But let's say that does not happen and the increased supply is available from Saudi. Is it enough?

Pumping upwards of 12 million barrels a day from Saudi fields is likely to do some serious damage to the reservoirs. And quickly.

Avoiding for the moment the question raised by the late Matt Simmons and others (including myself) as to whether the Aramco resource and field reserve figures are even accurate, the oil market needs assurance that flows are sustainable to avoid rapidly increasing prices.

Personally, what has disturbed me, on each of my visits to Aramco and its fields, is the use of secondary recovery techniques at the very start of field activity.

Put simply, Aramco is injecting water into wells almost as soon as they are open.
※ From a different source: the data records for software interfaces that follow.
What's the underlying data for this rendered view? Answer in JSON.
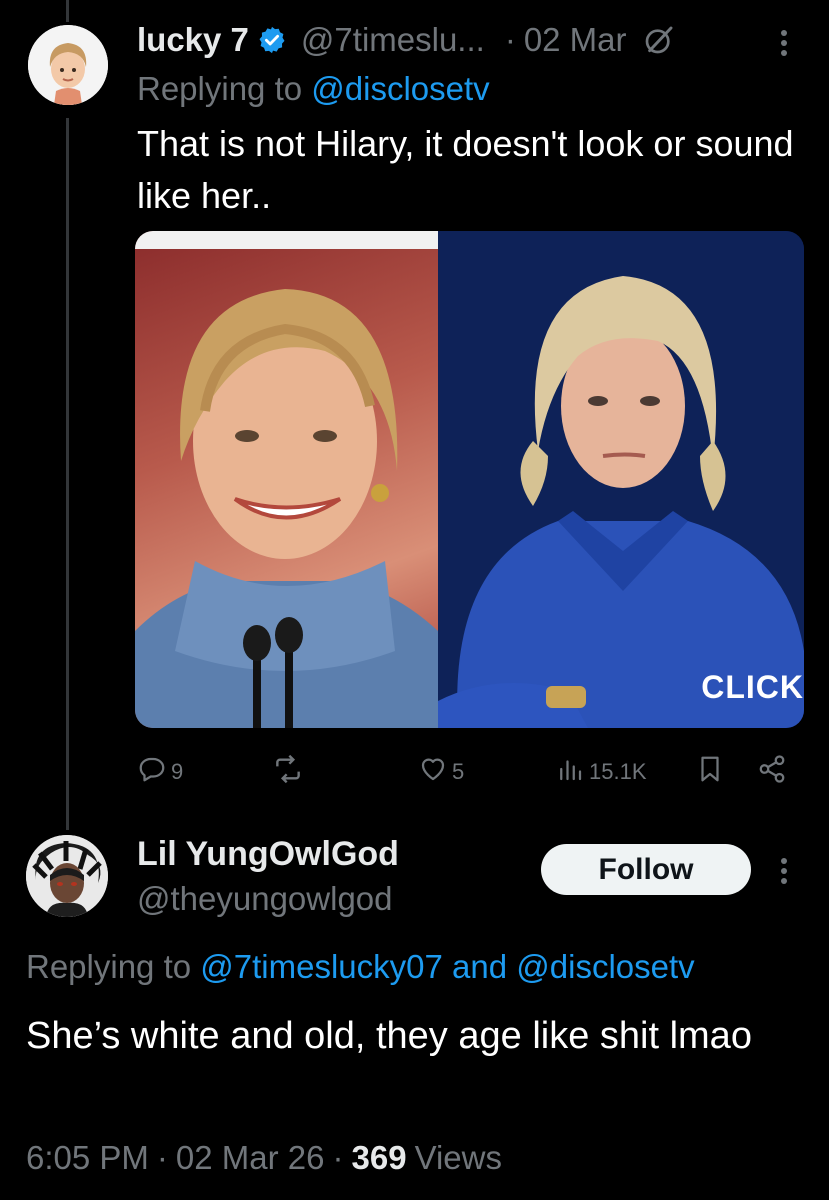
{
  "tweet1": {
    "name": "lucky 7",
    "handle": "@7timeslu...",
    "dot": "·",
    "date": "02 Mar",
    "replying_prefix": "Replying to",
    "replying_mention": "@disclosetv",
    "text": "That is not Hilary, it doesn't look or sound like her..",
    "media_overlay_text": "CLICK",
    "stats": {
      "replies": "9",
      "likes": "5",
      "views": "15.1K"
    }
  },
  "tweet2": {
    "name": "Lil YungOwlGod",
    "handle": "@theyungowlgod",
    "follow_label": "Follow",
    "replying_prefix": "Replying to",
    "replying_mention_1": "@7timeslucky07",
    "replying_and": "and",
    "replying_mention_2": "@disclosetv",
    "text": "She’s white and old, they age like shit lmao",
    "time": "6:05 PM",
    "date": "02 Mar 26",
    "views_count": "369",
    "views_label": "Views",
    "sep": "·"
  },
  "colors": {
    "background": "#000000",
    "text_primary": "#e7e9ea",
    "text_muted": "#71767b",
    "link": "#1d9bf0",
    "verified": "#1d9bf0"
  },
  "icons": [
    "grok-icon",
    "more-icon",
    "reply-icon",
    "retweet-icon",
    "like-icon",
    "views-icon",
    "bookmark-icon",
    "share-icon",
    "verified-badge-icon"
  ]
}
That always means at least two things:

  1. Field engineers have immediate pressure problems, and
  2. The water flooding will damage the integrity of the deposit and lower overall production.
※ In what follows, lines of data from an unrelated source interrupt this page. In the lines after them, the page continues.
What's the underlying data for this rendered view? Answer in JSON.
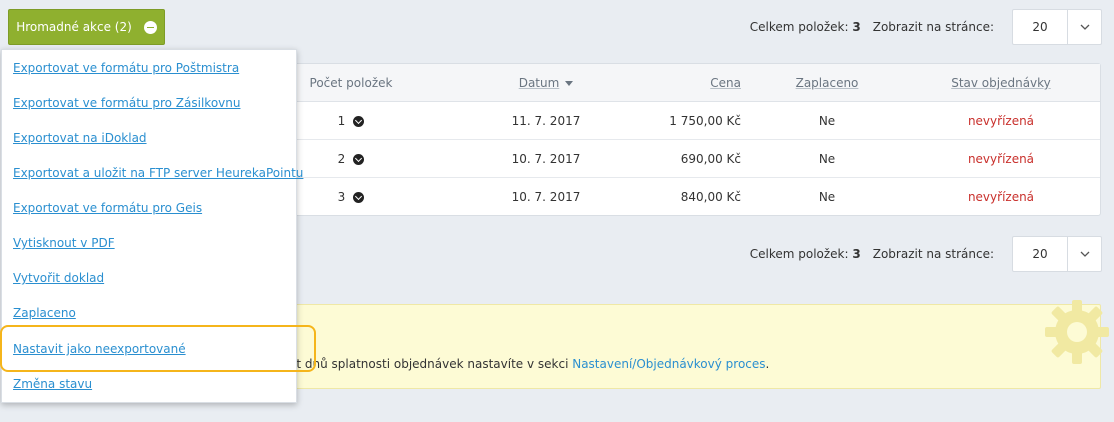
{
  "bulk_actions": {
    "label": "Hromadné akce (2)"
  },
  "pager": {
    "total_label": "Celkem položek:",
    "total_value": "3",
    "show_label": "Zobrazit na stránce:",
    "per_page": "20"
  },
  "menu": {
    "items": [
      "Exportovat ve formátu pro Poštmistra",
      "Exportovat ve formátu pro Zásilkovnu",
      "Exportovat na iDoklad",
      "Exportovat a uložit na FTP server HeurekaPointu",
      "Exportovat ve formátu pro Geis",
      "Vytisknout v PDF",
      "Vytvořit doklad",
      "Zaplaceno",
      "Nastavit jako neexportované",
      "Změna stavu"
    ]
  },
  "table": {
    "headers": {
      "count": "Počet položek",
      "date": "Datum",
      "price": "Cena",
      "paid": "Zaplaceno",
      "state": "Stav objednávky"
    },
    "rows": [
      {
        "count": "1",
        "date": "11. 7. 2017",
        "price": "1 750,00 Kč",
        "paid": "Ne",
        "state": "nevyřízená"
      },
      {
        "count": "2",
        "date": "10. 7. 2017",
        "price": "690,00 Kč",
        "paid": "Ne",
        "state": "nevyřízená"
      },
      {
        "count": "3",
        "date": "10. 7. 2017",
        "price": "840,00 Kč",
        "paid": "Ne",
        "state": "nevyřízená"
      }
    ]
  },
  "notice": {
    "text": "et dnů splatnosti objednávek nastavíte v sekci ",
    "link": "Nastavení/Objednávkový proces",
    "suffix": "."
  },
  "colors": {
    "accent_green": "#8fb02f",
    "link_blue": "#2a8fd0",
    "status_red": "#c9302c",
    "highlight_orange": "#f5b51b"
  }
}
Putting maximum stress on the production network will only intensify this problem.

But there are two other even more pressing concerns right now.

Higher Refinery Costs, Soaring Demand

First, the Libyan exports are light sweet (low sulfur) crude. The Saudi (or OPEC, or Russian) is sour crude (with high sulfur content). It is more expensive to refine and process into products like gasoline, diesel, heating oil, and jet fuel.

So even if the volume concerns are met, the Saudi solution will still mean rising prices for the end user.

But the major problem remains the most basic. Assumptions about increasing Aramco flow to meet production declines elsewhere rally means that we have only about three million extra barrels a day available.

Libya, in full-blow conflict, takes up more than half that amount.

And that excess capacity figure was calculated last year, based on global demand rates. Those rates are now increasing faster than expected.

OPEC itself quietly raised its worldwide demand estimate three times in 2010 – the first time that has ever happened.

By 2012, soaring international requirements for oil may effectively reduce the Saudi surplus to about two million barrels a day. That reduces the effective Saudi surplus after Libyan replacement to about 400,000 barrels a day.


Oil traders make pricing determinations based on forward-looking perceptions, rather than current availability. If demand continues to rise (and it almost certainly will) and Libyan supply remains interrupted, we would need a single new hotspot to emerge in an already troubled Middle East to exhaust the Saudi solution.

Saudi Arabia just may not have enough oil to go around.